A typical, simple vxml app is to prompt the user for a city and state, and give a weather forecast in response (by using the city and state values identified in the grammar by the recognizer to query some outside data source). A more complex typical app is to allow the user to access an e-mail inbox by stepping through the headers, and perhaps reading an e-mail body or deleting a message.
- MacOS 10.1's implementation of J2SE 1.3.1.
- Apple's Speech Framework (via its Java API) to recognize speech and to generate prompts through a computerized voice ("speech synthesis"). However, I welcome submissions from those who would like to write wrappers for other speech rec/synth solutions.
btw, I use a USB mic attached to a Mac G4 for input, and Harmon Kardon "sound sticks" for output.

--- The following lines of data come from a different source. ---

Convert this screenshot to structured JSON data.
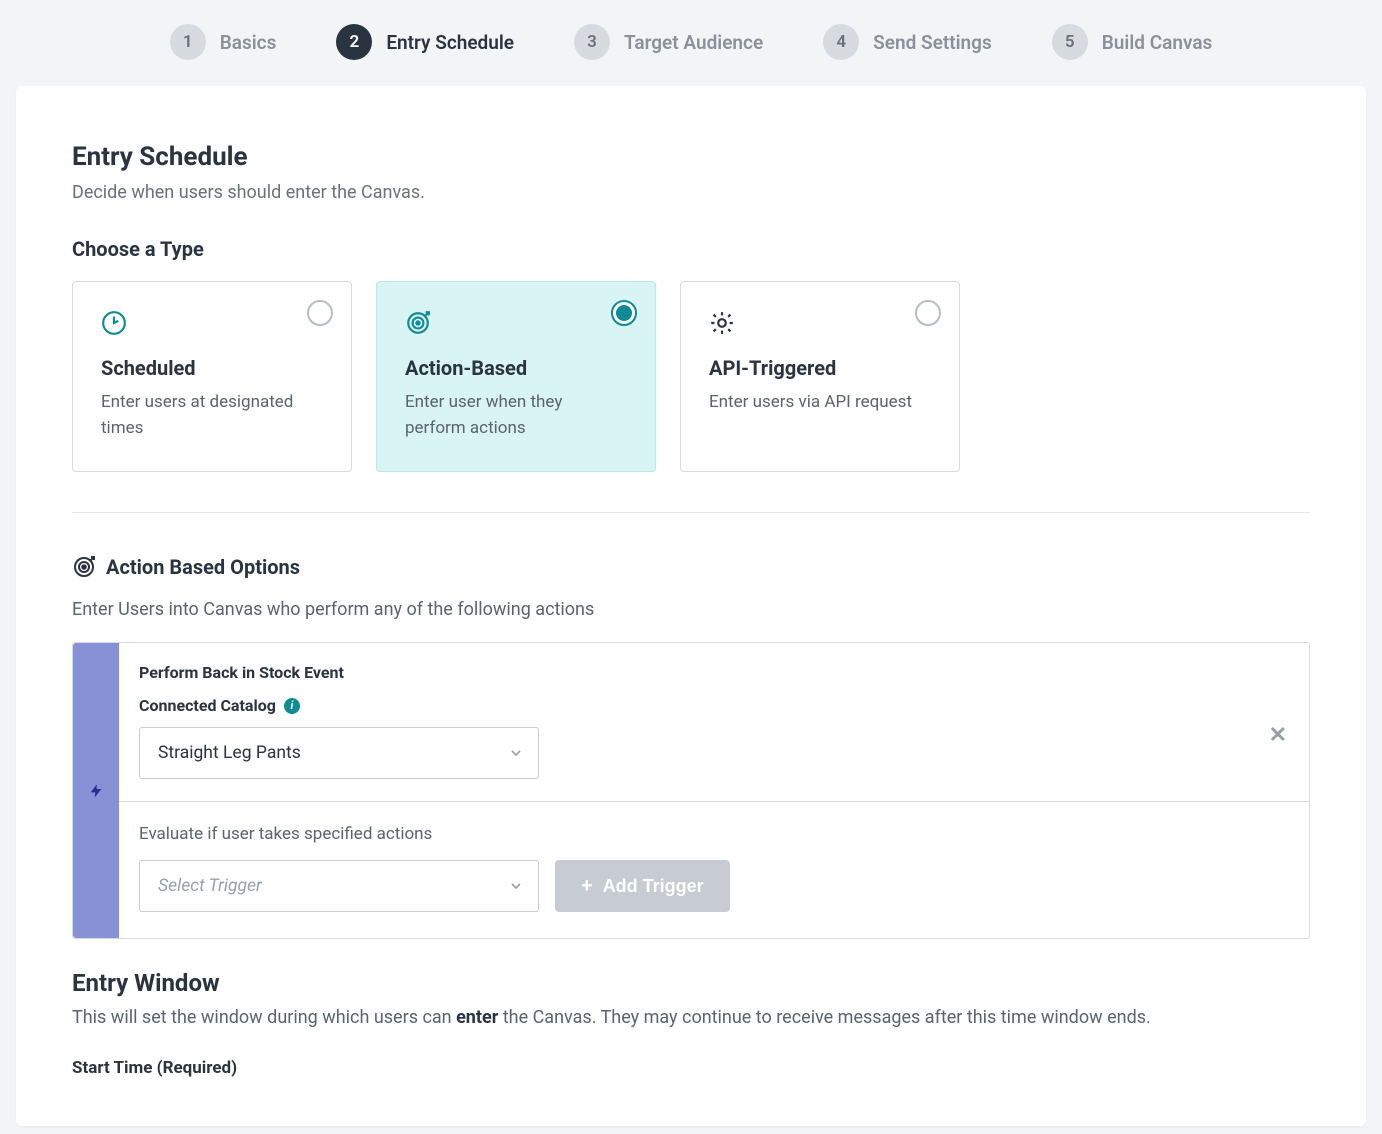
{
  "stepper": {
    "active_index": 1,
    "steps": [
      {
        "num": "1",
        "label": "Basics"
      },
      {
        "num": "2",
        "label": "Entry Schedule"
      },
      {
        "num": "3",
        "label": "Target Audience"
      },
      {
        "num": "4",
        "label": "Send Settings"
      },
      {
        "num": "5",
        "label": "Build Canvas"
      }
    ]
  },
  "header": {
    "title": "Entry Schedule",
    "subtitle": "Decide when users should enter the Canvas."
  },
  "type_section": {
    "heading": "Choose a Type",
    "selected_index": 1,
    "cards": [
      {
        "title": "Scheduled",
        "desc": "Enter users at designated times"
      },
      {
        "title": "Action-Based",
        "desc": "Enter user when they perform actions"
      },
      {
        "title": "API-Triggered",
        "desc": "Enter users via API request"
      }
    ]
  },
  "options_section": {
    "heading": "Action Based Options",
    "subheading": "Enter Users into Canvas who perform any of the following actions",
    "trigger": {
      "title": "Perform Back in Stock Event",
      "catalog_label": "Connected Catalog",
      "catalog_value": "Straight Leg Pants"
    },
    "evaluate_text": "Evaluate if user takes specified actions",
    "select_trigger_placeholder": "Select Trigger",
    "add_trigger_label": "Add Trigger"
  },
  "entry_window": {
    "title": "Entry Window",
    "desc_before": "This will set the window during which users can ",
    "desc_bold": "enter",
    "desc_after": " the Canvas. They may continue to receive messages after this time window ends.",
    "start_time_label": "Start Time (Required)"
  },
  "colors": {
    "accent": "#0f8b95",
    "rail": "#8791d6"
  }
}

- JDOM's document-handling API, used in conjunction with the Xerces XML parser.